__To do__.
Search the data below, and report every line in which "arrow" occurs.

__Interface dataset entries__.

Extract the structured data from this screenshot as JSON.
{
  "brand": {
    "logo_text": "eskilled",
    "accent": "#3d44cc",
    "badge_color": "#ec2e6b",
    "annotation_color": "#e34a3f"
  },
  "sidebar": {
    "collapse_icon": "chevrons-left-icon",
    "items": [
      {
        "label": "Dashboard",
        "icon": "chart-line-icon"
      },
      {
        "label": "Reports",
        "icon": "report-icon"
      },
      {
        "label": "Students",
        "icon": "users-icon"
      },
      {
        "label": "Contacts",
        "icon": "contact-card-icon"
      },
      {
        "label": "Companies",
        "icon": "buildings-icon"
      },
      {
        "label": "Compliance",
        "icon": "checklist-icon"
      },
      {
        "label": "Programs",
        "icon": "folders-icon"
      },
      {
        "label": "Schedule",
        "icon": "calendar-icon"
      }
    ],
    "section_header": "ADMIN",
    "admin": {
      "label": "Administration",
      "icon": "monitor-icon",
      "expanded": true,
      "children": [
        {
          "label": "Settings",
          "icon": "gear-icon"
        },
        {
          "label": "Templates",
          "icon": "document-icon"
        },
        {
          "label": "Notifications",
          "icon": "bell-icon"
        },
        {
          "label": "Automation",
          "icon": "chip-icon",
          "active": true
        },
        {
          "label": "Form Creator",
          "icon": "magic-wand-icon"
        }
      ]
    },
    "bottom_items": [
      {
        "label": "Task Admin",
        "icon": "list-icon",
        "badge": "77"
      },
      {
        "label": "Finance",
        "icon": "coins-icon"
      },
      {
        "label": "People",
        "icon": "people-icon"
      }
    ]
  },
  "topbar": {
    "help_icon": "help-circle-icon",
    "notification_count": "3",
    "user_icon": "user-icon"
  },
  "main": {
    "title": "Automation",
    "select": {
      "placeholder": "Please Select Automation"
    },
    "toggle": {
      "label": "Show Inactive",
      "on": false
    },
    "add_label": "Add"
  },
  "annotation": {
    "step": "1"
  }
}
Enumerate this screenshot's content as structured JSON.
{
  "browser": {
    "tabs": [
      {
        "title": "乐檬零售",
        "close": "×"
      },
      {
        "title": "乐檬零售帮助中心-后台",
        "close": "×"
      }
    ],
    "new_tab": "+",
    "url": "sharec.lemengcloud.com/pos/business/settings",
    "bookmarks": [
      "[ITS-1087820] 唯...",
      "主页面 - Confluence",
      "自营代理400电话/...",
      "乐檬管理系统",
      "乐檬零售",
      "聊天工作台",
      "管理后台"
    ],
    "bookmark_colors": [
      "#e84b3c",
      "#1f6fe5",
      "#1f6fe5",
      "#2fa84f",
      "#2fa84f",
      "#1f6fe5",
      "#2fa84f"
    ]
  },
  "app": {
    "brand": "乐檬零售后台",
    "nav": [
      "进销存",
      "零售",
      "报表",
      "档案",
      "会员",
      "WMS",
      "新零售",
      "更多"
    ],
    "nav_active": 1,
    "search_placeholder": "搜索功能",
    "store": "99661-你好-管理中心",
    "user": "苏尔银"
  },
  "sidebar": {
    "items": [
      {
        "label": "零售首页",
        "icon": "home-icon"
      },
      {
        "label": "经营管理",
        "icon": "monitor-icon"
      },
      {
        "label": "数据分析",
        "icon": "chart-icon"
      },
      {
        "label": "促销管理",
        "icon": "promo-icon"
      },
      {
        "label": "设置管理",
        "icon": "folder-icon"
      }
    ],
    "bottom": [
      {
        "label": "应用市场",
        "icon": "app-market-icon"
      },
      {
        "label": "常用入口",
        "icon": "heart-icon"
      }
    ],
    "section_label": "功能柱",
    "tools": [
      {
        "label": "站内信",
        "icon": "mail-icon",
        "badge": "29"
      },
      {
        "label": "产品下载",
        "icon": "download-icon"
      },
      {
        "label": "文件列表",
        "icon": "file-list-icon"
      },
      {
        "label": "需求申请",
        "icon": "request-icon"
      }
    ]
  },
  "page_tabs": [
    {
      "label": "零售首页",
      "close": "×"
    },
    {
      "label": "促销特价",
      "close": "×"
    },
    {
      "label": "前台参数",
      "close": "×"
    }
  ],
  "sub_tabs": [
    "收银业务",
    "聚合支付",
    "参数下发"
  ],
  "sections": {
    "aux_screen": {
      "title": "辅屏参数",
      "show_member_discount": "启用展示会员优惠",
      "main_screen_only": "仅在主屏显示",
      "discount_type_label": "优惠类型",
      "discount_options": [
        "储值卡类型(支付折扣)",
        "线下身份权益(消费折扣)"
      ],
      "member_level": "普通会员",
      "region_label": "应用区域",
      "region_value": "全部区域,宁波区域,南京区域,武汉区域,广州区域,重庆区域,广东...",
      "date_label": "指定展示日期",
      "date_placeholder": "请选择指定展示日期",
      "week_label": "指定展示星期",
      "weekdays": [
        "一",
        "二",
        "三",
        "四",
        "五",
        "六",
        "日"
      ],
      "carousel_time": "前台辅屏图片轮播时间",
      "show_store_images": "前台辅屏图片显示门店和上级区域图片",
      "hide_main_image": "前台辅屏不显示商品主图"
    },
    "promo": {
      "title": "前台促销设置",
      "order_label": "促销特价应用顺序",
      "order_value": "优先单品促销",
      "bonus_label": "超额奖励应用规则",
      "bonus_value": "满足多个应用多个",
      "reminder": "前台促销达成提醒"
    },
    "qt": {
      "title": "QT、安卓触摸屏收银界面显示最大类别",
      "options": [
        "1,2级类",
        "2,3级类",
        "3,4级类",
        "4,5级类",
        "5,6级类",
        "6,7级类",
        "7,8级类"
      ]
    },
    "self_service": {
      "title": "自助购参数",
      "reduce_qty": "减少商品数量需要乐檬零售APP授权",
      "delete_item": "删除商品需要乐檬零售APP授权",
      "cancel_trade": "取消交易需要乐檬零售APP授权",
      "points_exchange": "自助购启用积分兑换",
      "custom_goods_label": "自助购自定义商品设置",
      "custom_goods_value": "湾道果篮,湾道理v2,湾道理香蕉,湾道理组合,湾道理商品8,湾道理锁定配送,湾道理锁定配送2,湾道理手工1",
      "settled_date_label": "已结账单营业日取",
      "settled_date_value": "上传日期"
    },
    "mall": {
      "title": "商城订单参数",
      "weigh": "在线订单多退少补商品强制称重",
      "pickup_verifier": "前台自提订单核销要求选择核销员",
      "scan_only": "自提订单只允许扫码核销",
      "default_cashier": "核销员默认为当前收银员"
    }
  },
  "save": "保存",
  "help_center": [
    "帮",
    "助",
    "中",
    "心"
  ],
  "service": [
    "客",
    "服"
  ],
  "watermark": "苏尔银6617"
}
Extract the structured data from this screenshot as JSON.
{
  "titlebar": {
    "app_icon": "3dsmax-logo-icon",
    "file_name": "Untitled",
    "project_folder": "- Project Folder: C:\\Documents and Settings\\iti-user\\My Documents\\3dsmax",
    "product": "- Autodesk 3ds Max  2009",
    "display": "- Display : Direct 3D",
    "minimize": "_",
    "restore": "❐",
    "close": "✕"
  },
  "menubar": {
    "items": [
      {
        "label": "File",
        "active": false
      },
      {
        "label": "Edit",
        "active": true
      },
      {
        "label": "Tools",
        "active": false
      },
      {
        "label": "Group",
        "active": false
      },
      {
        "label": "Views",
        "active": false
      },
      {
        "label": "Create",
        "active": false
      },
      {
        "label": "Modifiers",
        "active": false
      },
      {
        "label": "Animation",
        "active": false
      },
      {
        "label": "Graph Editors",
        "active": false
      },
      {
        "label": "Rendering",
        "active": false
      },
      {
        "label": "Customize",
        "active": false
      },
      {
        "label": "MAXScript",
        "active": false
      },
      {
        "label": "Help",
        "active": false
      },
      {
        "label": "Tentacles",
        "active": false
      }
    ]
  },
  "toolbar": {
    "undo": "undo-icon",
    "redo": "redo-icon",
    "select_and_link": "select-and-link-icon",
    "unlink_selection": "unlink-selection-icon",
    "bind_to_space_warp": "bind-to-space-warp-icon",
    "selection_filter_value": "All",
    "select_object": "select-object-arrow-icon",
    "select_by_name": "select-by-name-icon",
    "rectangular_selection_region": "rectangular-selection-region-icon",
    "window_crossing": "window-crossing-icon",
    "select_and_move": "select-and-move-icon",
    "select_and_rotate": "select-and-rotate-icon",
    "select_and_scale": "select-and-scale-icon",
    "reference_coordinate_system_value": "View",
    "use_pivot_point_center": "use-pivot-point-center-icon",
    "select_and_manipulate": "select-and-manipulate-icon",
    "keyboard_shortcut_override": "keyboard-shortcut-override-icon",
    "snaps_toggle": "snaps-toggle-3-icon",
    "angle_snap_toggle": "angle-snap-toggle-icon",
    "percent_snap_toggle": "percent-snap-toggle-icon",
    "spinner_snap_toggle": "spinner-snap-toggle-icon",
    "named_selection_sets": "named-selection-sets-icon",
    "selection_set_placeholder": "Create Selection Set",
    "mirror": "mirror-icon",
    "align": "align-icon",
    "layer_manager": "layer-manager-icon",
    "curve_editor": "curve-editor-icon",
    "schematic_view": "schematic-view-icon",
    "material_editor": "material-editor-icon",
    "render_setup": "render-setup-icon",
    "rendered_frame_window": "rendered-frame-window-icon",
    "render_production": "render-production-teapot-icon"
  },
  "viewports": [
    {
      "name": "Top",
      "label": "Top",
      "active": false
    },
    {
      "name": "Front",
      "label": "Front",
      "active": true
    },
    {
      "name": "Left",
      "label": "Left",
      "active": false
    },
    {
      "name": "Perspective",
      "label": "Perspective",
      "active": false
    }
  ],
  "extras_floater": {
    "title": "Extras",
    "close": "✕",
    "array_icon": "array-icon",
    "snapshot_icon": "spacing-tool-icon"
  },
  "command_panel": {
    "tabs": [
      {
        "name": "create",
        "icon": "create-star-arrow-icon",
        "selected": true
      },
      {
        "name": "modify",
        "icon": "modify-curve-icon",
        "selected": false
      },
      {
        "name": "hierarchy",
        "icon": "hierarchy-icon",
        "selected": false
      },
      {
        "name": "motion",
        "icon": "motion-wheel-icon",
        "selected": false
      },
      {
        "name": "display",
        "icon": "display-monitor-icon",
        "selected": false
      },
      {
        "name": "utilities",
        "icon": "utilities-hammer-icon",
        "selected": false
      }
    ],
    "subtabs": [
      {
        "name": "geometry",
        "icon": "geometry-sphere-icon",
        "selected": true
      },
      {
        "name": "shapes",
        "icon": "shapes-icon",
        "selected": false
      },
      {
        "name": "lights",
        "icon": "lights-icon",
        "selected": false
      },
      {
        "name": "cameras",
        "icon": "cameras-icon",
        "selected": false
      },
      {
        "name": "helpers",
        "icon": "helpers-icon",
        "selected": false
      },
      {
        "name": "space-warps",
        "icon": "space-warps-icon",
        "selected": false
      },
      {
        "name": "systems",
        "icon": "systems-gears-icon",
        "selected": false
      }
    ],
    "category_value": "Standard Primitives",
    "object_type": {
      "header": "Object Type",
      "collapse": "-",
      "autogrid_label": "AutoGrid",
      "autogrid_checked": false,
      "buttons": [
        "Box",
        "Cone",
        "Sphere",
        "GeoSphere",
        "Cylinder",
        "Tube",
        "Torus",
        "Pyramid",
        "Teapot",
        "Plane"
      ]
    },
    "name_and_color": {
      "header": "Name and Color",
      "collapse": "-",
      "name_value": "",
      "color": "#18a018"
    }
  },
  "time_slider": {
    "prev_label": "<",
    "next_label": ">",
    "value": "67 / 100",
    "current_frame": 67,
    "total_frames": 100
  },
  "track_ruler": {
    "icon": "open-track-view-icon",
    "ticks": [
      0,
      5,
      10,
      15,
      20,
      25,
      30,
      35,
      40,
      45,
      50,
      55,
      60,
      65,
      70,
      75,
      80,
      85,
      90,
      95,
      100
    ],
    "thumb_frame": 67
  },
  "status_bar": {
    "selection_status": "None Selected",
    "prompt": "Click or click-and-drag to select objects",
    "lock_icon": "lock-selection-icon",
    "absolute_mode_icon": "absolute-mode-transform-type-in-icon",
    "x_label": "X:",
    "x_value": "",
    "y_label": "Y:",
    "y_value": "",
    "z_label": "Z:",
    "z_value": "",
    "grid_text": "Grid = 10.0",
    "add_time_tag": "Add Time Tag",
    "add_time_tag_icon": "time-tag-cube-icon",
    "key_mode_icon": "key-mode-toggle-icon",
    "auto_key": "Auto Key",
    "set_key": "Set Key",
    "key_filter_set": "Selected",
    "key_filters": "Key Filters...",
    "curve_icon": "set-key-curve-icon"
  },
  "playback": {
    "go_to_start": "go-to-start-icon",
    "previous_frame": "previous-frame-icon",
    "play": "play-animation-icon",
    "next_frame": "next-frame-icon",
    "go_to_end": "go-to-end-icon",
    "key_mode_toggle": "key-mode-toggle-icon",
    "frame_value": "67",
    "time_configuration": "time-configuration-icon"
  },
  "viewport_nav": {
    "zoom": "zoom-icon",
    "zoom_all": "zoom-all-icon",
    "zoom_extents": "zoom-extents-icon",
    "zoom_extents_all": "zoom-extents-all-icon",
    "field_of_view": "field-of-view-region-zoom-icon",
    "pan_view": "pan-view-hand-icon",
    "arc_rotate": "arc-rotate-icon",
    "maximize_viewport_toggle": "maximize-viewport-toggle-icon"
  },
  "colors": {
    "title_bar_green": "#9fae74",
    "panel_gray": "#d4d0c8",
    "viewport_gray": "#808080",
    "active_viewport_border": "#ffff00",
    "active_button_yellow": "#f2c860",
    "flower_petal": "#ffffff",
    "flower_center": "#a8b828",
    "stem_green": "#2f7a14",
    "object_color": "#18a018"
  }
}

__Exercise solution__.
    "select_object": "select-object-arrow-icon",
        "icon": "create-star-arrow-icon",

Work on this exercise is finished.